BEGIN Given data
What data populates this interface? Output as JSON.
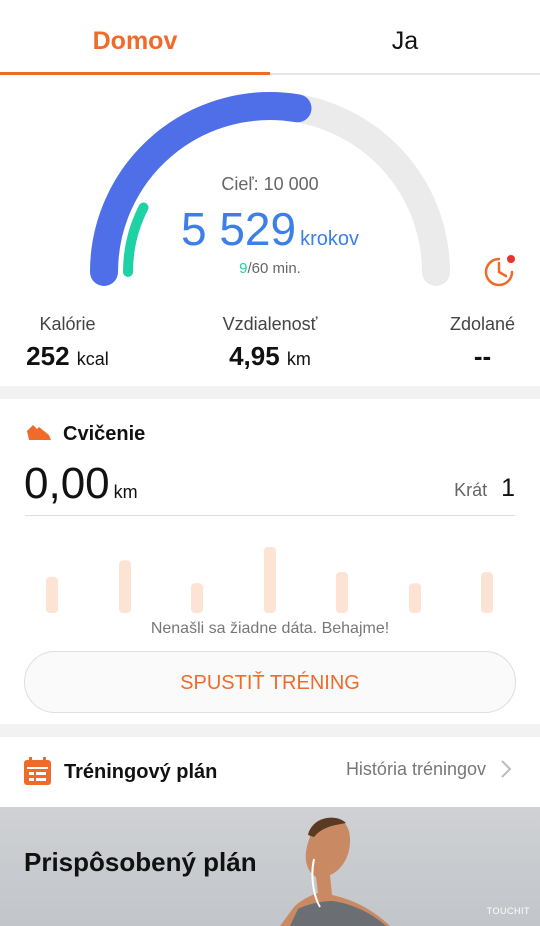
{
  "tabs": {
    "home": "Domov",
    "me": "Ja"
  },
  "summary": {
    "goal": "Cieľ: 10 000",
    "steps": "5 529",
    "steps_unit": "krokov",
    "active_minutes": "9",
    "minutes_rest": "/60 min.",
    "steps_progress": 0.5529,
    "minutes_progress": 0.15,
    "colors": {
      "steps": "#4f6fe8",
      "minutes": "#1fd2a6",
      "track": "#ebebeb"
    },
    "history_icon": "pie-chart-history-icon"
  },
  "stats": {
    "calories": {
      "label": "Kalórie",
      "value": "252",
      "unit": "kcal"
    },
    "distance": {
      "label": "Vzdialenosť",
      "value": "4,95",
      "unit": "km"
    },
    "climbed": {
      "label": "Zdolané",
      "value": "--"
    }
  },
  "exercise": {
    "title": "Cvičenie",
    "icon": "running-shoe-icon",
    "distance": "0,00",
    "distance_unit": "km",
    "count_label": "Krát",
    "count": "1",
    "no_data": "Nenašli sa žiadne dáta. Behajme!",
    "start_button": "SPUSTIŤ TRÉNING",
    "placeholder_bars": [
      0.55,
      0.8,
      0.45,
      1.0,
      0.62,
      0.45,
      0.62
    ],
    "accent": "#f06a2a"
  },
  "plan": {
    "title": "Tréningový plán",
    "history_link": "História tréningov",
    "icon": "calendar-icon"
  },
  "banner": {
    "title": "Prispôsobený plán",
    "watermark": "TOUCHIT"
  }
}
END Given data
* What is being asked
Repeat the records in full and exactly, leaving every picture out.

* Task answer
What data populates this interface? Output as JSON.
{
  "tabs": {
    "home": "Domov",
    "me": "Ja"
  },
  "summary": {
    "goal": "Cieľ: 10 000",
    "steps": "5 529",
    "steps_unit": "krokov",
    "active_minutes": "9",
    "minutes_rest": "/60 min.",
    "steps_progress": 0.5529,
    "minutes_progress": 0.15,
    "colors": {
      "steps": "#4f6fe8",
      "minutes": "#1fd2a6",
      "track": "#ebebeb"
    },
    "history_icon": "pie-chart-history-icon"
  },
  "stats": {
    "calories": {
      "label": "Kalórie",
      "value": "252",
      "unit": "kcal"
    },
    "distance": {
      "label": "Vzdialenosť",
      "value": "4,95",
      "unit": "km"
    },
    "climbed": {
      "label": "Zdolané",
      "value": "--"
    }
  },
  "exercise": {
    "title": "Cvičenie",
    "icon": "running-shoe-icon",
    "distance": "0,00",
    "distance_unit": "km",
    "count_label": "Krát",
    "count": "1",
    "no_data": "Nenašli sa žiadne dáta. Behajme!",
    "start_button": "SPUSTIŤ TRÉNING",
    "placeholder_bars": [
      0.55,
      0.8,
      0.45,
      1.0,
      0.62,
      0.45,
      0.62
    ],
    "accent": "#f06a2a"
  },
  "plan": {
    "title": "Tréningový plán",
    "history_link": "História tréningov",
    "icon": "calendar-icon"
  },
  "banner": {
    "title": "Prispôsobený plán",
    "watermark": "TOUCHIT"
  }
}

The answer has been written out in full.